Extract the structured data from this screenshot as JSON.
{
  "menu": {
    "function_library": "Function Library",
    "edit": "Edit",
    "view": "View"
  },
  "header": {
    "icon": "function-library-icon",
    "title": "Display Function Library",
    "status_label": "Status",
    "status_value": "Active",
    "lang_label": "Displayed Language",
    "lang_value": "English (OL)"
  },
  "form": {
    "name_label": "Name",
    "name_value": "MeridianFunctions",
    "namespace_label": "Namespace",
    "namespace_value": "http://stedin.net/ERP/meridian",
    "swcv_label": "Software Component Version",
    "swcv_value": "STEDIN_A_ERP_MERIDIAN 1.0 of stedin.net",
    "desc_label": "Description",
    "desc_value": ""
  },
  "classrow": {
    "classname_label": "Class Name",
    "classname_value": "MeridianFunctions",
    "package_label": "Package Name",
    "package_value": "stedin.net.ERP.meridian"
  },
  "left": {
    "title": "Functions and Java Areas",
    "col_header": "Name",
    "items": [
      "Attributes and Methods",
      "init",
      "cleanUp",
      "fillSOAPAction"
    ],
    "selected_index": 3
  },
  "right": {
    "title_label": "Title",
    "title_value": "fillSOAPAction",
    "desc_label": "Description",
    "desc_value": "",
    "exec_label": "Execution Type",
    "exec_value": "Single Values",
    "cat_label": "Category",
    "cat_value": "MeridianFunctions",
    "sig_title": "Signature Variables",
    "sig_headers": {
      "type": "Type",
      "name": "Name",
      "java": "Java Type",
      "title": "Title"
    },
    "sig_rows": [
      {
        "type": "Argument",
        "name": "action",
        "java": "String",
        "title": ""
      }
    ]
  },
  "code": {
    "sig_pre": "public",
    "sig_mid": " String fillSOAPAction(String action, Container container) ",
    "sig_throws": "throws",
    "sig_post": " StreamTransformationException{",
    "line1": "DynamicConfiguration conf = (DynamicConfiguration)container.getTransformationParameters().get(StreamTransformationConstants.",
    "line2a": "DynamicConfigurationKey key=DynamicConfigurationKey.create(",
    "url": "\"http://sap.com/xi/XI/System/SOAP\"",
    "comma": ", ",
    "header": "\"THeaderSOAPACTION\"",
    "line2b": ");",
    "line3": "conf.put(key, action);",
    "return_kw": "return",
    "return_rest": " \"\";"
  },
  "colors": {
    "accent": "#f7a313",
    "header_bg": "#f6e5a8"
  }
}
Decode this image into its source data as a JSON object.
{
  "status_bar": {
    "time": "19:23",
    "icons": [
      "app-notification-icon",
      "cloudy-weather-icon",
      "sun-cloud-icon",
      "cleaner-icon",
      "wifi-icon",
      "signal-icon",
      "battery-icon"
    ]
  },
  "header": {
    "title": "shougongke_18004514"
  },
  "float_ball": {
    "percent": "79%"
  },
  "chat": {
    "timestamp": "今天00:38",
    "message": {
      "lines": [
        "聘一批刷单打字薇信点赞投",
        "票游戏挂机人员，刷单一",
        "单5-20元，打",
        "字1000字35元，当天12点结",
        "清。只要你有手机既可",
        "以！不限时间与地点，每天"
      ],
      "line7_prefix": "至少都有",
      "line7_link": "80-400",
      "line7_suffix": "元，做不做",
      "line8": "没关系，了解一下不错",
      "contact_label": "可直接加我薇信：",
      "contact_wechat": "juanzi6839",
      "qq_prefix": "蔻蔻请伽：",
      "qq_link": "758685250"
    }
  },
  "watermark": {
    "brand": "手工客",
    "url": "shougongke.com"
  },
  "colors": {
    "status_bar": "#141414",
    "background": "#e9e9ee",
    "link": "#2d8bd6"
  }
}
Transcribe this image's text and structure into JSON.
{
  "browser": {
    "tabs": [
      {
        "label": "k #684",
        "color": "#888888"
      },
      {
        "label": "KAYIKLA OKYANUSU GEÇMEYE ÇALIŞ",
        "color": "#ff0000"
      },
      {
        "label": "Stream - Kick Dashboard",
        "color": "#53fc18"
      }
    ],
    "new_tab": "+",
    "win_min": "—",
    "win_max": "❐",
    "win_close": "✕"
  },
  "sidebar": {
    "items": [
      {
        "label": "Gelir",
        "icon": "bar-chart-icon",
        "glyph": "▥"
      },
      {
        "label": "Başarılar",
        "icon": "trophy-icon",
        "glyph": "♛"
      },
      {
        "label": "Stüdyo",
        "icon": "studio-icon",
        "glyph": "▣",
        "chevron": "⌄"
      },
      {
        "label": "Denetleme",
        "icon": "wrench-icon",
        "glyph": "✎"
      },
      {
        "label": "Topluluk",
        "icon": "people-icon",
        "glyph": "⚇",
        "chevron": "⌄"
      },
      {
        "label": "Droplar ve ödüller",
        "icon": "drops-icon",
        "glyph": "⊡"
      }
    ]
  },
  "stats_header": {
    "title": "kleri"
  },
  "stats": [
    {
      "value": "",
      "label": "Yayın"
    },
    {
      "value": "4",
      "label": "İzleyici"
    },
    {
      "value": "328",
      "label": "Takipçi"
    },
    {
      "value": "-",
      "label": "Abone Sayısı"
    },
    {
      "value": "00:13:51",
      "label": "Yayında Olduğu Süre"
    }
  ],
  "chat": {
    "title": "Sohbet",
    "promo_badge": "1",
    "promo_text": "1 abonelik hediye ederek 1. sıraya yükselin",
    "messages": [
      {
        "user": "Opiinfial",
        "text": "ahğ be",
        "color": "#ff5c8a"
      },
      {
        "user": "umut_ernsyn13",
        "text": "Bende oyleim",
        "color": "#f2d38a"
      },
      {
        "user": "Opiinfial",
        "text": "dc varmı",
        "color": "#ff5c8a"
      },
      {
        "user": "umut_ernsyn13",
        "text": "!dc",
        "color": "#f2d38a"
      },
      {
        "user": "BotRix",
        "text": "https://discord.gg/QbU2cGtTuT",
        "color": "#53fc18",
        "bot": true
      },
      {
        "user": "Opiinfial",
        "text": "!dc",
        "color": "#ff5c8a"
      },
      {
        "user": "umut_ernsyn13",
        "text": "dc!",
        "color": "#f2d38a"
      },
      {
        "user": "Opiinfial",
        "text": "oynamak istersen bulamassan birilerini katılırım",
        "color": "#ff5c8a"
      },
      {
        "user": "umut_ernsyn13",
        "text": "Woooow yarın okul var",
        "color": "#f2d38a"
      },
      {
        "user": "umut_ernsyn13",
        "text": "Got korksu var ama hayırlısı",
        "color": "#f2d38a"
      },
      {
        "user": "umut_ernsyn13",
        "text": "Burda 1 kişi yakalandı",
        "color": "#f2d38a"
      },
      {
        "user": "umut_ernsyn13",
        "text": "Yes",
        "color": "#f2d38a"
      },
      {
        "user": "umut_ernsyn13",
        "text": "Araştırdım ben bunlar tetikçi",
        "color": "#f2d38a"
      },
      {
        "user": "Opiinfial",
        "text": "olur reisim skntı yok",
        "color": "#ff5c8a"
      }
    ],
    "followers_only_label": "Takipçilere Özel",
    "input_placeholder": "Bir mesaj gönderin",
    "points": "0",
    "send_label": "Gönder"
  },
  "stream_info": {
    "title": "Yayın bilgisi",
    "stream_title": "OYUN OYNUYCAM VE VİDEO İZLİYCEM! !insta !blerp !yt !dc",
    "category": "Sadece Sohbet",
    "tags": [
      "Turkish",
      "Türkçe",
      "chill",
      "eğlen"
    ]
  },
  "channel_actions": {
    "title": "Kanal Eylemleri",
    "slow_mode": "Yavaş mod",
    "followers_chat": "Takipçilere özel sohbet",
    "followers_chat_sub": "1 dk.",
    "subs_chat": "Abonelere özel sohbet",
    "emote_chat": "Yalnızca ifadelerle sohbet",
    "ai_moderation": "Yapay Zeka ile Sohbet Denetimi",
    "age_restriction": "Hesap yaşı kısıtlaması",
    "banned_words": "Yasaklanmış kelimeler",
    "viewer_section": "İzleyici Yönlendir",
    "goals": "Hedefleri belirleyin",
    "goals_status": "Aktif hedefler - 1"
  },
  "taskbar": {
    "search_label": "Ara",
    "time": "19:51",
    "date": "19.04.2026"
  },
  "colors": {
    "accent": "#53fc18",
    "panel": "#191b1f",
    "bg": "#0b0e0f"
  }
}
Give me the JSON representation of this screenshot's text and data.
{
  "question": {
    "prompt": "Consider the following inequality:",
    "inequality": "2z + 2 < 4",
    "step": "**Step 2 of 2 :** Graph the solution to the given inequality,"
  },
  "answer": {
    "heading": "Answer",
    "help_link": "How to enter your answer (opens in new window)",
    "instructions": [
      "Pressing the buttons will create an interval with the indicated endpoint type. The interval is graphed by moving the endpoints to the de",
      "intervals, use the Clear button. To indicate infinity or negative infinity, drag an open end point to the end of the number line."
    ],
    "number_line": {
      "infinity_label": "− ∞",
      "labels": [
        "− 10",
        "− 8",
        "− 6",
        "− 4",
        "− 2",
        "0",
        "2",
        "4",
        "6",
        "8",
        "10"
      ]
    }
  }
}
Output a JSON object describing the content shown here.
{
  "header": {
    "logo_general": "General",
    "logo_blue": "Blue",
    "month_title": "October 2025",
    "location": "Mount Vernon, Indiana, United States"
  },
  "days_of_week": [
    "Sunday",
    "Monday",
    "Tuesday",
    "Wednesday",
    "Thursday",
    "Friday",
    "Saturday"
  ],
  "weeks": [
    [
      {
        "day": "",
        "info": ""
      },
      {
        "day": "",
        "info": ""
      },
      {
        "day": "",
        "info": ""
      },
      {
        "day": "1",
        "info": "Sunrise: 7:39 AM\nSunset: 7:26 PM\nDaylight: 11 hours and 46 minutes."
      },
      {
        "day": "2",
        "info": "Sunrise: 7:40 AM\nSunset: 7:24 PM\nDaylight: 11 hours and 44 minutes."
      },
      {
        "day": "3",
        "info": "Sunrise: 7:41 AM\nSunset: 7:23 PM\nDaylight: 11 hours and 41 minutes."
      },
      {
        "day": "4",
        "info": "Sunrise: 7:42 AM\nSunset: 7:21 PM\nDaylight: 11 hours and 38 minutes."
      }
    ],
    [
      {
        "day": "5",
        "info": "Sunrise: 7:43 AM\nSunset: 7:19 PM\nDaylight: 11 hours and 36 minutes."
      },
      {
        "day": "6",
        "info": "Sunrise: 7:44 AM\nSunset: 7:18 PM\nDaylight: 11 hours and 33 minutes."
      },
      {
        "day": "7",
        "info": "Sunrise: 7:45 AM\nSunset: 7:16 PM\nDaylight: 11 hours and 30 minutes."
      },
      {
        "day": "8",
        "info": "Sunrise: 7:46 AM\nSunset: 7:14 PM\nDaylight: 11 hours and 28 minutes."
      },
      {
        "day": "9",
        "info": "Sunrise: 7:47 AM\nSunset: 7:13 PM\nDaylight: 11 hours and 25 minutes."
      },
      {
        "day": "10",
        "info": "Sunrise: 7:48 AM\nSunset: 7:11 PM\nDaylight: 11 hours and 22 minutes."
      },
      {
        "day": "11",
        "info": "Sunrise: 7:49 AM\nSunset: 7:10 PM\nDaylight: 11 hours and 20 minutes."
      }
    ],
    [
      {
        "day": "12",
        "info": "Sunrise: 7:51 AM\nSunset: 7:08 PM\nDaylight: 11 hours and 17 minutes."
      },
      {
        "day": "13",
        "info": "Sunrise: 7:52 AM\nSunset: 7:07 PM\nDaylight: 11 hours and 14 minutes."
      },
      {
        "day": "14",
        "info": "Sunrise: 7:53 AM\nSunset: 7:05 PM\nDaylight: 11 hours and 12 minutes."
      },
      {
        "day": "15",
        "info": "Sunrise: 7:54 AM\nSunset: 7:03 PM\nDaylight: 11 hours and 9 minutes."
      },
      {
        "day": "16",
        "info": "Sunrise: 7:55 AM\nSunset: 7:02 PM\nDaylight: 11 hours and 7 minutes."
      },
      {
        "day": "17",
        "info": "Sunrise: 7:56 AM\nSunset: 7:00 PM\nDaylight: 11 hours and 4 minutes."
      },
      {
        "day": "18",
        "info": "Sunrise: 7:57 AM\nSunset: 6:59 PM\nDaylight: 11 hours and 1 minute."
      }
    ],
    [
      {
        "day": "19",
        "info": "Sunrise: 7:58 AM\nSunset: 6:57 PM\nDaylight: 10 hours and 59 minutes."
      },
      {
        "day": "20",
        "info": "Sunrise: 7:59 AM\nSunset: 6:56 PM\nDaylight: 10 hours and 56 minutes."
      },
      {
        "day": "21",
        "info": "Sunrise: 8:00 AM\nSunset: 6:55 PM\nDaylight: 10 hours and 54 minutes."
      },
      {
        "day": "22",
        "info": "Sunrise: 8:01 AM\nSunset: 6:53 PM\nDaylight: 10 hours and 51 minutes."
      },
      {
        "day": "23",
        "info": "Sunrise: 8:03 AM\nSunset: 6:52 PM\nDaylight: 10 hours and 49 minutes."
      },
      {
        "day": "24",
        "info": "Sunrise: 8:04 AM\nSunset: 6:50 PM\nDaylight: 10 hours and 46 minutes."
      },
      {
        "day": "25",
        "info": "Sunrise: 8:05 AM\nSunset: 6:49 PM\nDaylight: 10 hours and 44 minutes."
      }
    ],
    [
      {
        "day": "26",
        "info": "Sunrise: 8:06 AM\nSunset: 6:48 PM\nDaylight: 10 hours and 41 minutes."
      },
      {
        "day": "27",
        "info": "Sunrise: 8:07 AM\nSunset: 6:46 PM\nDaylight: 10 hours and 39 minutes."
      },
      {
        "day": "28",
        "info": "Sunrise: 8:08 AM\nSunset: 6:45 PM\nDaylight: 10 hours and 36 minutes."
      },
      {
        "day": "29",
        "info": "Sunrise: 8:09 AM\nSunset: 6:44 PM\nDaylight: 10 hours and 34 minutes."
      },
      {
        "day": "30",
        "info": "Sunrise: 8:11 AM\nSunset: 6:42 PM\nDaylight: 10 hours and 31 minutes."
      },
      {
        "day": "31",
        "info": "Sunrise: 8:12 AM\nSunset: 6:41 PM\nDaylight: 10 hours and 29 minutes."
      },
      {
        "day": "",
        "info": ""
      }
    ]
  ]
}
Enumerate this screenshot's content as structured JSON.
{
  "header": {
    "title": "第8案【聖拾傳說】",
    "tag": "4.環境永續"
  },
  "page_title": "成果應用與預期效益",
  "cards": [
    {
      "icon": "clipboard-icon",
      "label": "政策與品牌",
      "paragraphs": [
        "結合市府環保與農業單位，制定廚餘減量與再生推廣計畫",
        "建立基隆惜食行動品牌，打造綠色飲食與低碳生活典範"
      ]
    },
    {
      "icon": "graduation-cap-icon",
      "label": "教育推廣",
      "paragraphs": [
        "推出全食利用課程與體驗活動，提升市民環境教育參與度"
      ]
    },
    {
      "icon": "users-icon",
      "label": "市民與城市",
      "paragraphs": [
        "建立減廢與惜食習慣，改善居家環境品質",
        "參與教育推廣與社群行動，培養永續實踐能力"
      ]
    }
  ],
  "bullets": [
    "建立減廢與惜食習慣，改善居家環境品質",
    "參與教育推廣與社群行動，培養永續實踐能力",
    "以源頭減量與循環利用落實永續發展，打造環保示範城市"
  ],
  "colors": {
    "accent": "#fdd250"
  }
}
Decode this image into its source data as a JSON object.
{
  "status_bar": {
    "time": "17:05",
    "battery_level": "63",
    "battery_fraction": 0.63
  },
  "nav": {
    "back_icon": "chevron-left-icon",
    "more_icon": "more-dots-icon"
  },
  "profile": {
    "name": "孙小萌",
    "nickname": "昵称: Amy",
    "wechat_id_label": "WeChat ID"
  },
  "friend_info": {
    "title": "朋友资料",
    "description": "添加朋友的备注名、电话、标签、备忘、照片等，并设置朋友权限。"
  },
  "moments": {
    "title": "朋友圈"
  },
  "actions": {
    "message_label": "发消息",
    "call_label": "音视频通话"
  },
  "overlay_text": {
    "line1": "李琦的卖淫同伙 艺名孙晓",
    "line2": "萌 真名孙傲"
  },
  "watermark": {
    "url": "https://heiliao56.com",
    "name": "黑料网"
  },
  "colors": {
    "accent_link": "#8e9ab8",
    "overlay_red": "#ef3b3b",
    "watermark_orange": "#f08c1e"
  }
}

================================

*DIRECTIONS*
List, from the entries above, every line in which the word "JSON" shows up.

*ANSWER TO THIS PROBLEM*
Extract the structured data from this screenshot as JSON.
Decode this image into its source data as a JSON object.
Transcribe this image's text and structure into JSON.
Give me the JSON representation of this screenshot's text and data.
Output a JSON object describing the content shown here.
Enumerate this screenshot's content as structured JSON.
Decode this image into its source data as a JSON object.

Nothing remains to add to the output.